Choosing the right control and check instruments offers approaches to raise energy efficency in wastewater treatment:
Data Collection and Recording
Data Collection and Recording
- Precondition for any optimization of a plant’s energy efficiency is knowledge of power and heat consumptions of all units, particularly the following:
- Raw sewage lifting
- Screening + screenings treatment
- Grit removal and treatment
- Biological Treatment
- Sludge Treatment
- Sludge Drying and Incineration
- Exhaust deodorization
- Power or heat consumption of all major energy consuming components should be measured and recorded.
- Process parameters, e.g. flows, concentrations and freights, need to be measured, calculated and recorded for process control and supervision as well as for energy efficiency calculations.
- Statistical correlations between certain parameters and energy consumptions, e.g. power consumption of aeration blowers versus of BOD or TOC and N freights, should be compared with historical and benchmark data.
Data analysis has the following benefits:
- Supervision of process performance,
- Improved reliability, e.g. rising specific energy consumption indicates need for preventive maintenance,
- Control system evaluation and improvement,
- Energy efficiency optimization.
- Operators must be well instructed.
- Operators must periodically maintain and calibrate sensors and analyzers.
- Operators must be able to select and adjust control parameters. Self-optimizing controllers may be useful.
- Activated sludge system operation control depending on ammonium and nitrate concentrations and/or redox-potential.

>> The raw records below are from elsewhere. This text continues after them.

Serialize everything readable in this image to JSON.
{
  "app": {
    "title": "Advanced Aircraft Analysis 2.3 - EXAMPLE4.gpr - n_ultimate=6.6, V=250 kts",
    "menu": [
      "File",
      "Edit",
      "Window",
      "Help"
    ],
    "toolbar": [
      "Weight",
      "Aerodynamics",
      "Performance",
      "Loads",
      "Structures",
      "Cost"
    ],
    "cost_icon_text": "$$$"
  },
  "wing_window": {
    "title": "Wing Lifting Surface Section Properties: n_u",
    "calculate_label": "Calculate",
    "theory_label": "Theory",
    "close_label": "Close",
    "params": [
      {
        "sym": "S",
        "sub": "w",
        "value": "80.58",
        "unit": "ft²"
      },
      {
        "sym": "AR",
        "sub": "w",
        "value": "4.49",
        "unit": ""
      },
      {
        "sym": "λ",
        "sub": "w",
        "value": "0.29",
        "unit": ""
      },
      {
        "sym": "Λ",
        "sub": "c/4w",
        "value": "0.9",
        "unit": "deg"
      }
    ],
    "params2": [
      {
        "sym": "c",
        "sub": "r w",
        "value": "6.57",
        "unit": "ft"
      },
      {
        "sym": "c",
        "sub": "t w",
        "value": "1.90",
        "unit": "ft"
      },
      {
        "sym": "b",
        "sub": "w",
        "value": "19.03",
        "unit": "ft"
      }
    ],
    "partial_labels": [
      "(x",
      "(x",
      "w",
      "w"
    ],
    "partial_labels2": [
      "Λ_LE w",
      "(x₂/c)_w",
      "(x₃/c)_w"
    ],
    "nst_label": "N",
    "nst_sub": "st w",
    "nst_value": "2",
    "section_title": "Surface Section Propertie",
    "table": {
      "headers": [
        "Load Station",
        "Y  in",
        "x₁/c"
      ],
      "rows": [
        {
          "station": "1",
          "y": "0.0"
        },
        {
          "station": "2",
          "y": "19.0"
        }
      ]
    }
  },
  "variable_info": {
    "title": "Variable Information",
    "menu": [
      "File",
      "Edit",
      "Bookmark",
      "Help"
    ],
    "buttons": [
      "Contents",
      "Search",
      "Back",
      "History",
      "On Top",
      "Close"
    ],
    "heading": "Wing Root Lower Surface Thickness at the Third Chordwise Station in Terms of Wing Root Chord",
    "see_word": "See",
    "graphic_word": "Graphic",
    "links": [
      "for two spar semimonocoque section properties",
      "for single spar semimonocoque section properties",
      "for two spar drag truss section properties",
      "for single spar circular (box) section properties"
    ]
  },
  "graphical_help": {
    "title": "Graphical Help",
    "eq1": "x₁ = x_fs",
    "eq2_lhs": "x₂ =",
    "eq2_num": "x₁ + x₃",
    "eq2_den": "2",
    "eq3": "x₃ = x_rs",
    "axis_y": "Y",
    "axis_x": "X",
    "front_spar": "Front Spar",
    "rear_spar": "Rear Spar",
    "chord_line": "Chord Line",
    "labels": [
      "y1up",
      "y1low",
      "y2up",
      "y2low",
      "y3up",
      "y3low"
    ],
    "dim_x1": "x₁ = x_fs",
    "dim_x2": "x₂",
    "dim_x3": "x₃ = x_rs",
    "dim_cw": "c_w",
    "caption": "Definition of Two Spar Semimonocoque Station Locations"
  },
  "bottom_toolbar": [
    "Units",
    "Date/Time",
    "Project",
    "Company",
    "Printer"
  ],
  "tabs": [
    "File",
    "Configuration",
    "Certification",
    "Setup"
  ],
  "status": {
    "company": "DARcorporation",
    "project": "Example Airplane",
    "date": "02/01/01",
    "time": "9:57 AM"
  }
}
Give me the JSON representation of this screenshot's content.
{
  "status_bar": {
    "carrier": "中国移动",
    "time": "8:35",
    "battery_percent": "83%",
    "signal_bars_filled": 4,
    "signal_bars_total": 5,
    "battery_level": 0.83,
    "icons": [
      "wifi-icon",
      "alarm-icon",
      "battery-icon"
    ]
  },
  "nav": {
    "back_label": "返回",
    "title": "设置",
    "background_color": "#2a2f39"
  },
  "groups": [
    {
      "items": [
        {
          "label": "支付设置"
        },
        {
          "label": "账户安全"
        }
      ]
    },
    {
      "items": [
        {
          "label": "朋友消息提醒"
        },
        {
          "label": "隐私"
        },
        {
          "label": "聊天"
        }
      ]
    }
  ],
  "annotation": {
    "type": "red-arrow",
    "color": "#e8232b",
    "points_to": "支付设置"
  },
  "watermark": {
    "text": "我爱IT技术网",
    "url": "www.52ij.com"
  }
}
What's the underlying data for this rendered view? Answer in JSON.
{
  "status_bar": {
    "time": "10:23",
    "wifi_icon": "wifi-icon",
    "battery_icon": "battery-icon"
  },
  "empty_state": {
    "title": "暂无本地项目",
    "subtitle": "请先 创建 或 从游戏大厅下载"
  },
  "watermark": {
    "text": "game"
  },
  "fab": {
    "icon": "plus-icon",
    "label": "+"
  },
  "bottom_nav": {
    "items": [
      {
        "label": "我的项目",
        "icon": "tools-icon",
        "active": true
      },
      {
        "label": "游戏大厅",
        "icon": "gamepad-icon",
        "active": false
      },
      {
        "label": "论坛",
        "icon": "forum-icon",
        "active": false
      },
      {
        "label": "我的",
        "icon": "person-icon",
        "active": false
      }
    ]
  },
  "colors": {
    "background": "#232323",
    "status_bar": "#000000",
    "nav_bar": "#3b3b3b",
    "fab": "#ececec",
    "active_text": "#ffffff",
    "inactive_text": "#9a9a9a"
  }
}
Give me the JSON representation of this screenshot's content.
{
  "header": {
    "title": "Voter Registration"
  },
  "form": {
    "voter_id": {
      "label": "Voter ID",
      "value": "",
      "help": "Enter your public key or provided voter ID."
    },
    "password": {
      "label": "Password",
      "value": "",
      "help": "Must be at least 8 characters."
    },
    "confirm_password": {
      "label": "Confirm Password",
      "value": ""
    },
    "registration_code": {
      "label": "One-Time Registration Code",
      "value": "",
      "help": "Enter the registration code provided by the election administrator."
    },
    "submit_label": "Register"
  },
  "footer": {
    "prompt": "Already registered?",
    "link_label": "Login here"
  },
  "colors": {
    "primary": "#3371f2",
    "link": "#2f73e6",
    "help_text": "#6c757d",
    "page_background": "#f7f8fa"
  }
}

- Return sludge pumps and internal recirculation pumps control proportionally to wastewater flow.
- Screenings removal control depending on flow and head loss and controlled operation of conveyors and wash-presses.
- Frequency or intensity of sand filter backwashing control depending on flow and head loss.
- Controlled operation of parallel units depending on flow or load, e.g. of screens, grit chambers, clarifiers, filters, thickening and dewatering machines.
- Controlled selection of operating units depending on flow or load, e.g. use of one bigger pump instead of two smaller pumps.
- Automated intermittent operation of components, e.g. of tank mixers.
- Controlled withdrawal of sludge from primary clarifiers depending on its solids concentration.
- Controlled withdrawal of surplus sludge from secondary clarifiers depending on sludge level and/or mixed-liquor concentration.
- Automated operation of units during low-tariff times, e.g. grit removal or filter backwashing.
- Automated shut-off, e.g. of ventilators at night or unused power transformers.
- Load management for peak power demand reduction.
- Small motors should be provided with simple ampere-meters and large ones, consuming over 10,000 kWh/a, with real-power-meters.